China's Weibo (NASDAQ:WB), a microblogging platform, reported a more than threefold increase in adjusted attributable net profit in its Q4 2015. This rose to the equivalent of almost $33 million ($0.15 per American depository receipt), from the Q4 2014 tally of $4.8 million ($0.02). A surge in advertising and marketing revenue was the main driver behind total revenue advancing 42% to $149 million.
For the entirety of fiscal 2015, Weibo swung to a net profit of $65 million, a vast improvement over the $7 million loss it booked the previous year. Total revenue saw a 43% increase, to just under $478 million.
In terms of operating metrics, the number of monthly average users at the end of last year was 236 million, 34% higher on a year-over-year basis. The average daily active users figure rose by 32% to 106 million.
Does it matter?
On the surface, Weibo's earnings beat and the steep rise in top and bottom lines are pleasing, but investors expect not growth from young Internet stocks, but robust growth. Where it really counts, Weibo doesn't seem to be making excessive leaps. Those key MAU and DAU growth rates on their own look nice, but weren't too far away from the end-2014 figures of 36% and 31%, respectively.
Also, going forward, the company doesn't believe it will beat the average analyst revenue projection by much, if at all. It's modeling a top line of $111 million to $116 million for the current quarter while analysts are collectively estimating $115.4 million.

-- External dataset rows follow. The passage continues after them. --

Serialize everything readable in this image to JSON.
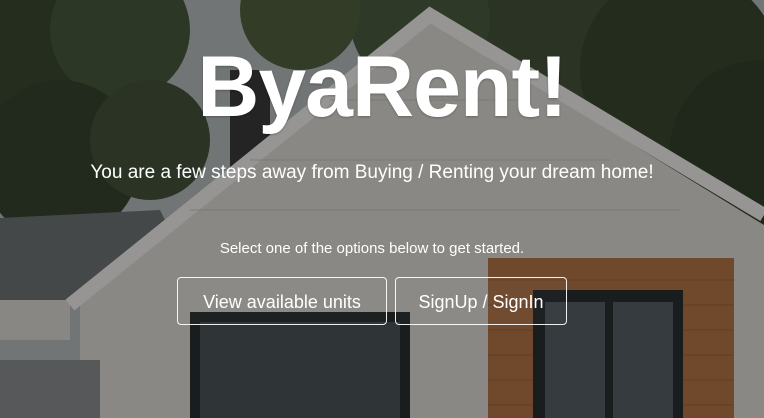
{
  "hero": {
    "brand_title": "ByaRent!",
    "tagline": "You are a few steps away from Buying / Renting your dream home!",
    "hint": "Select one of the options below to get started."
  },
  "actions": {
    "view_units_label": "View available units",
    "signup_label": "SignUp / SignIn"
  },
  "colors": {
    "text": "#ffffff",
    "overlay": "rgba(0,0,0,0.38)",
    "button_border": "#ffffff"
  }
}
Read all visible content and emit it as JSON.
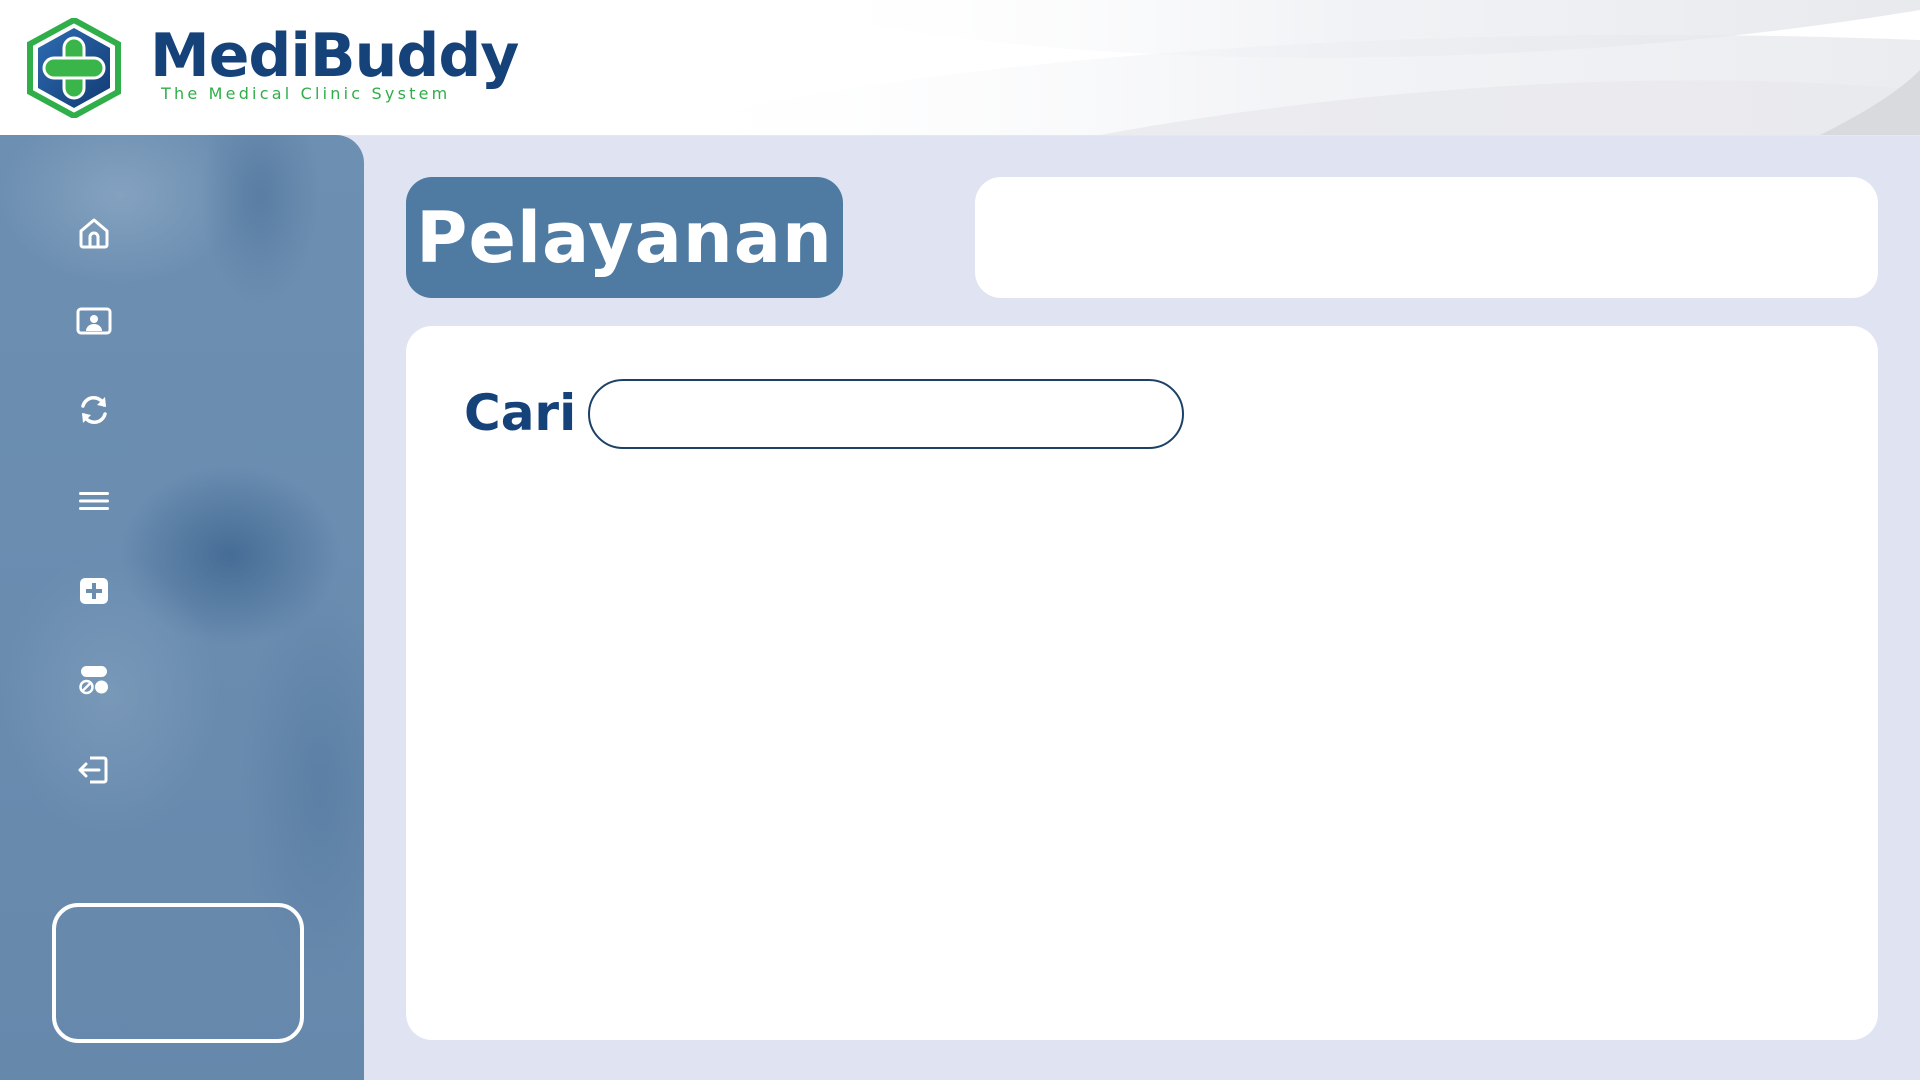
{
  "app": {
    "name": "MediBuddy",
    "tagline": "The Medical Clinic System"
  },
  "colors": {
    "brand_blue": "#16427a",
    "brand_green": "#2fae49",
    "sidebar": "#6a8db0",
    "title_pill": "#4f7aa2",
    "background": "#dfe3f2"
  },
  "sidebar": {
    "items": [
      {
        "id": "home",
        "icon": "home-icon"
      },
      {
        "id": "profile",
        "icon": "user-card-icon"
      },
      {
        "id": "sync",
        "icon": "refresh-icon"
      },
      {
        "id": "menu",
        "icon": "menu-icon"
      },
      {
        "id": "medical",
        "icon": "medical-plus-icon"
      },
      {
        "id": "services",
        "icon": "pills-icon"
      },
      {
        "id": "logout",
        "icon": "logout-icon"
      }
    ]
  },
  "main": {
    "title": "Pelayanan",
    "search": {
      "label": "Cari",
      "value": "",
      "placeholder": ""
    }
  }
}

So, although the flip to annual net profit is happy news, as is the pop in revenue, investors will likely be discouraged by Weibo's latest figures. Those user metrics matter, as does guidance, and neither is likely to impress the market.
Eric Volkman has no position in any stocks mentioned. The Motley Fool has no position in any of the stocks mentioned. Try any of our Foolish newsletter services free for 30 days. We Fools may not all hold the same opinions, but we all believe that considering a diverse range of insights makes us better investors. The Motley Fool has a disclosure policy.